them together. It’s the Kreg Bench Klamp, a locking-jaw clamp that
fits into its own special plate (see Source, below). You can surface-
mount the plate on a benchtop or a separate board. This
device provides that third
hand you’ve always
wished for when trying
to hold pieces in
place and screw
them together at the
same time. The edges
of the plate help you keep the
pieces aligned as you screw them
together.

3. Clamp near the screw

When parts have to fit just so—for example, when you’re
attaching a hardwood lip to a shelf, as shown here—it’s best
to clamp as close to the screw as you can.

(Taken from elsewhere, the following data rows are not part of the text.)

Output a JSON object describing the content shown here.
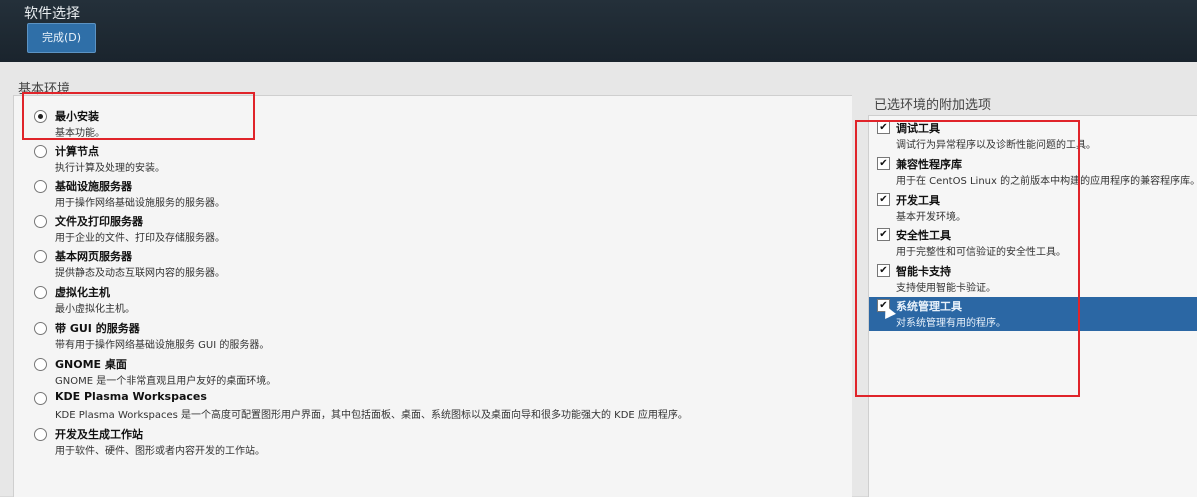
{
  "header": {
    "title": "软件选择",
    "done_label": "完成(D)"
  },
  "base_environment": {
    "title": "基本环境",
    "items": [
      {
        "name": "最小安装",
        "desc": "基本功能。",
        "selected": true
      },
      {
        "name": "计算节点",
        "desc": "执行计算及处理的安装。",
        "selected": false
      },
      {
        "name": "基础设施服务器",
        "desc": "用于操作网络基础设施服务的服务器。",
        "selected": false
      },
      {
        "name": "文件及打印服务器",
        "desc": "用于企业的文件、打印及存储服务器。",
        "selected": false
      },
      {
        "name": "基本网页服务器",
        "desc": "提供静态及动态互联网内容的服务器。",
        "selected": false
      },
      {
        "name": "虚拟化主机",
        "desc": "最小虚拟化主机。",
        "selected": false
      },
      {
        "name": "带 GUI 的服务器",
        "desc": "带有用于操作网络基础设施服务 GUI 的服务器。",
        "selected": false
      },
      {
        "name": "GNOME 桌面",
        "desc": "GNOME 是一个非常直观且用户友好的桌面环境。",
        "selected": false
      },
      {
        "name": "KDE Plasma Workspaces",
        "desc": "KDE Plasma Workspaces 是一个高度可配置图形用户界面，其中包括面板、桌面、系统图标以及桌面向导和很多功能强大的 KDE 应用程序。",
        "selected": false
      },
      {
        "name": "开发及生成工作站",
        "desc": "用于软件、硬件、图形或者内容开发的工作站。",
        "selected": false
      }
    ]
  },
  "addons": {
    "title": "已选环境的附加选项",
    "items": [
      {
        "name": "调试工具",
        "desc": "调试行为异常程序以及诊断性能问题的工具。",
        "checked": true,
        "highlighted": false
      },
      {
        "name": "兼容性程序库",
        "desc": "用于在 CentOS Linux 的之前版本中构建的应用程序的兼容程序库。",
        "checked": true,
        "highlighted": false
      },
      {
        "name": "开发工具",
        "desc": "基本开发环境。",
        "checked": true,
        "highlighted": false
      },
      {
        "name": "安全性工具",
        "desc": "用于完整性和可信验证的安全性工具。",
        "checked": true,
        "highlighted": false
      },
      {
        "name": "智能卡支持",
        "desc": "支持使用智能卡验证。",
        "checked": true,
        "highlighted": false
      },
      {
        "name": "系统管理工具",
        "desc": "对系统管理有用的程序。",
        "checked": true,
        "highlighted": true
      }
    ]
  },
  "colors": {
    "selection": "#2b67a4",
    "annotation": "#e0242a"
  }
}
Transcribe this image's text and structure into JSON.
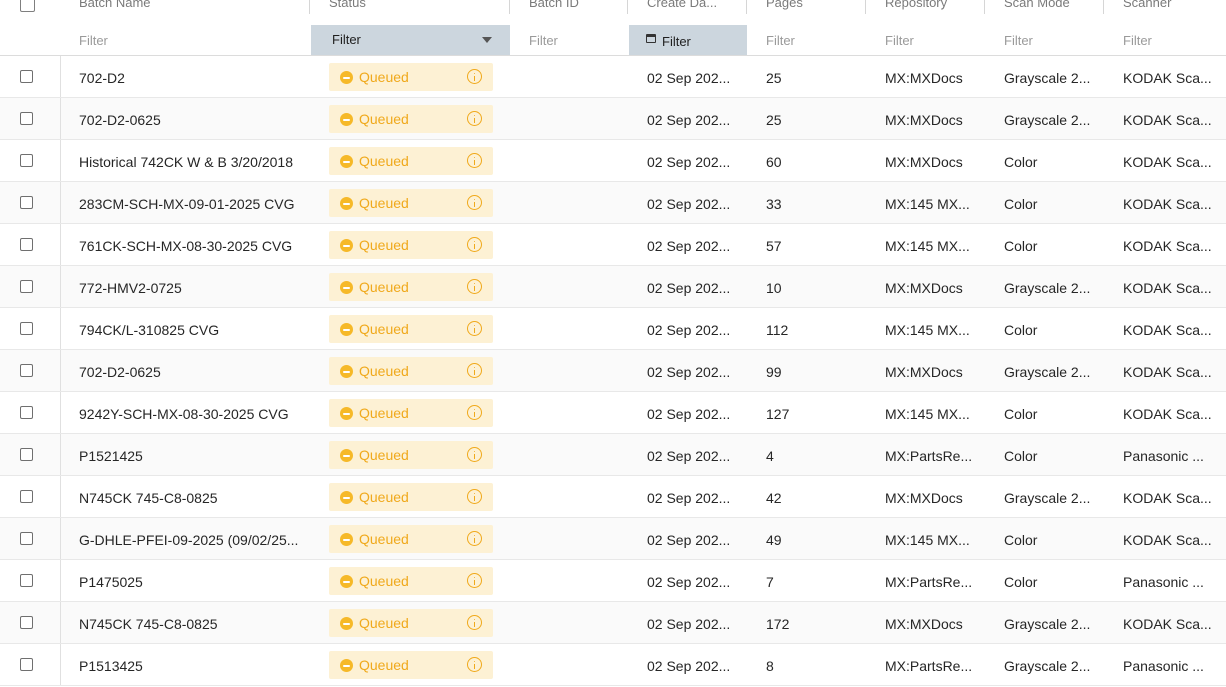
{
  "columns": [
    "",
    "Batch Name",
    "Status",
    "Batch ID",
    "Create Da...",
    "Pages",
    "Repository",
    "Scan Mode",
    "Scanner"
  ],
  "filters": {
    "batch_name": "Filter",
    "status": "Filter",
    "batch_id": "Filter",
    "create_date": "Filter",
    "pages": "Filter",
    "repository": "Filter",
    "scan_mode": "Filter",
    "scanner": "Filter"
  },
  "icons": {
    "status": "minus-circle-icon",
    "info": "info-circle-icon",
    "date_filter": "calendar-icon",
    "dropdown": "caret-down-icon"
  },
  "colors": {
    "queued_text": "#f0a91b",
    "queued_bg": "#fdf1d4",
    "active_filter_bg": "#ccd6de"
  },
  "rows": [
    {
      "batch_name": "702-D2",
      "status": "Queued",
      "batch_id": "",
      "create_date": "02 Sep 202...",
      "pages": "25",
      "repository": "MX:MXDocs",
      "scan_mode": "Grayscale 2...",
      "scanner": "KODAK Sca..."
    },
    {
      "batch_name": "702-D2-0625",
      "status": "Queued",
      "batch_id": "",
      "create_date": "02 Sep 202...",
      "pages": "25",
      "repository": "MX:MXDocs",
      "scan_mode": "Grayscale 2...",
      "scanner": "KODAK Sca..."
    },
    {
      "batch_name": "Historical 742CK W & B 3/20/2018",
      "status": "Queued",
      "batch_id": "",
      "create_date": "02 Sep 202...",
      "pages": "60",
      "repository": "MX:MXDocs",
      "scan_mode": "Color",
      "scanner": "KODAK Sca..."
    },
    {
      "batch_name": "283CM-SCH-MX-09-01-2025 CVG",
      "status": "Queued",
      "batch_id": "",
      "create_date": "02 Sep 202...",
      "pages": "33",
      "repository": "MX:145 MX...",
      "scan_mode": "Color",
      "scanner": "KODAK Sca..."
    },
    {
      "batch_name": "761CK-SCH-MX-08-30-2025 CVG",
      "status": "Queued",
      "batch_id": "",
      "create_date": "02 Sep 202...",
      "pages": "57",
      "repository": "MX:145 MX...",
      "scan_mode": "Color",
      "scanner": "KODAK Sca..."
    },
    {
      "batch_name": "772-HMV2-0725",
      "status": "Queued",
      "batch_id": "",
      "create_date": "02 Sep 202...",
      "pages": "10",
      "repository": "MX:MXDocs",
      "scan_mode": "Grayscale 2...",
      "scanner": "KODAK Sca..."
    },
    {
      "batch_name": "794CK/L-310825 CVG",
      "status": "Queued",
      "batch_id": "",
      "create_date": "02 Sep 202...",
      "pages": "112",
      "repository": "MX:145 MX...",
      "scan_mode": "Color",
      "scanner": "KODAK Sca..."
    },
    {
      "batch_name": "702-D2-0625",
      "status": "Queued",
      "batch_id": "",
      "create_date": "02 Sep 202...",
      "pages": "99",
      "repository": "MX:MXDocs",
      "scan_mode": "Grayscale 2...",
      "scanner": "KODAK Sca..."
    },
    {
      "batch_name": "9242Y-SCH-MX-08-30-2025 CVG",
      "status": "Queued",
      "batch_id": "",
      "create_date": "02 Sep 202...",
      "pages": "127",
      "repository": "MX:145 MX...",
      "scan_mode": "Color",
      "scanner": "KODAK Sca..."
    },
    {
      "batch_name": "P1521425",
      "status": "Queued",
      "batch_id": "",
      "create_date": "02 Sep 202...",
      "pages": "4",
      "repository": "MX:PartsRe...",
      "scan_mode": "Color",
      "scanner": "Panasonic ..."
    },
    {
      "batch_name": "N745CK 745-C8-0825",
      "status": "Queued",
      "batch_id": "",
      "create_date": "02 Sep 202...",
      "pages": "42",
      "repository": "MX:MXDocs",
      "scan_mode": "Grayscale 2...",
      "scanner": "KODAK Sca..."
    },
    {
      "batch_name": "G-DHLE-PFEI-09-2025 (09/02/25...",
      "status": "Queued",
      "batch_id": "",
      "create_date": "02 Sep 202...",
      "pages": "49",
      "repository": "MX:145 MX...",
      "scan_mode": "Color",
      "scanner": "KODAK Sca..."
    },
    {
      "batch_name": "P1475025",
      "status": "Queued",
      "batch_id": "",
      "create_date": "02 Sep 202...",
      "pages": "7",
      "repository": "MX:PartsRe...",
      "scan_mode": "Color",
      "scanner": "Panasonic ..."
    },
    {
      "batch_name": "N745CK 745-C8-0825",
      "status": "Queued",
      "batch_id": "",
      "create_date": "02 Sep 202...",
      "pages": "172",
      "repository": "MX:MXDocs",
      "scan_mode": "Grayscale 2...",
      "scanner": "KODAK Sca..."
    },
    {
      "batch_name": "P1513425",
      "status": "Queued",
      "batch_id": "",
      "create_date": "02 Sep 202...",
      "pages": "8",
      "repository": "MX:PartsRe...",
      "scan_mode": "Grayscale 2...",
      "scanner": "Panasonic ..."
    }
  ]
}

In these situations,
I drill two holes side by side. I put a specialized Kreg Right
Angle Clamp in one hole and drive the screw in the other.
This locking clamp has one round jaw that fits right into a
pocket hole (see Source, below).

4. Assemble drawers in minutes

Drawer boxes are quickly and easily assembled
using pocket holes. Drill the holes on the
front and back pieces of the box. Then cover
the holes with an attached front.

Use 1-in.-long pan-head screws for 1/2- to
5/8-in.-thick sides. These short screws have
small heads, which dig in an extra 1/16 in.
when you drive them. Set the drilling depth
1/16 in. shallower than you would for longer
screws.

5. Assemble an entire cabinet

You can use pocket screws when you fasten and glue all
the parts of a plywood cabinet, even the top rails. You don’t
have to fumble with pipe clamps or protect the cabinet’s
sides from clamp dents. The only trick is to figure out—in
advance—where the holes will go so they won’t show.

6. Attach a face frame

When you’re using clamps, face frames are a
pain in the neck to glue on a cabinet—you’ll wish
you had three arms! Pocket holes make the job a
lot easier, because the screws do the clamping.
For easier alignment, it sure helps to use a Right
Angle Clamp.

Because this side won’t show when I install the
cabinet, I’m putting the pocket holes on the outside.
On a finished side, drill the holes inside the cabinet.

7. Assemble a tricky corner

Slanted corners look great on plywood cabinets, but they are a real
bear to assemble. Where do you put the clamps? It’s much easier to let
pocket screws do the work by drawing the pieces together without
clamps.

This method uses a strip of hardwood, rather than just the plywood
panels, to form the corner. Using a hardwood strip offers two benefits.
First, a solid piece of hardwood is much more durable than plywood
veneer. Second, aligning the parts isn’t as fussy. You plane, rout or sand
the strip’s overhanging point after the joint is assembled (see photo, right
bottom). You can’t do that with plywood.

To make this joint, rip an angled edge on a hardwood strip. The strip
must be at least 1 in. wide for a 135-degree corner. Fasten the strip to
panel A with 1-in.-long pocket screws. Drill pocket holes in panel B and
assemble the corner. Trim the point flush.

8. Install bottoms and shelves

You don’t have to fuss with dadoes or rabbets when
you use pocket screws to join bottoms and shelves. Drill
holes on the underside to keep them out of sight. I use
two Right Angle Clamps and drill the outer holes in
pairs. During assembly, I work from the outside in. I
align the shelf by putting clamps in the innermost sideby-
side holes, and then put screws in the other holes.

9. If you can’t hide ’em, plug ’em

No doubt about it, a cabinet full of pocket-screw holes doesn’t look attractive. If
the holes will show, you sure won’t want to drill them on the cabinet’s outside.
They should go inside instead, where you can fill them with plugs. Premade
tapered plugs are available in seven different wood species (see Source,
below). Glue them in the holes and sand them flush. For melamine
cabinets, use plastic plugs. Their caps cover the holes so sanding is
unnecessary. You can also use plastic plugs in wood cabinets.

 

 

Source

(Note: Product availability and costs are subject to change since original publication date.)

Kreg Tool Co., kregtool.com, 800-447-8638, K3
Master System, #K3MS; Standard Pack,
#K3SP; Upgrade kit,
#K3UP; Bench
Klamp, #KBK; Right
Angle Clamp, #RAC;
Solid-wood plugs and caps.

This story originally appeared in American Woodworker July 2006, issue #122.

Purchase this back issue.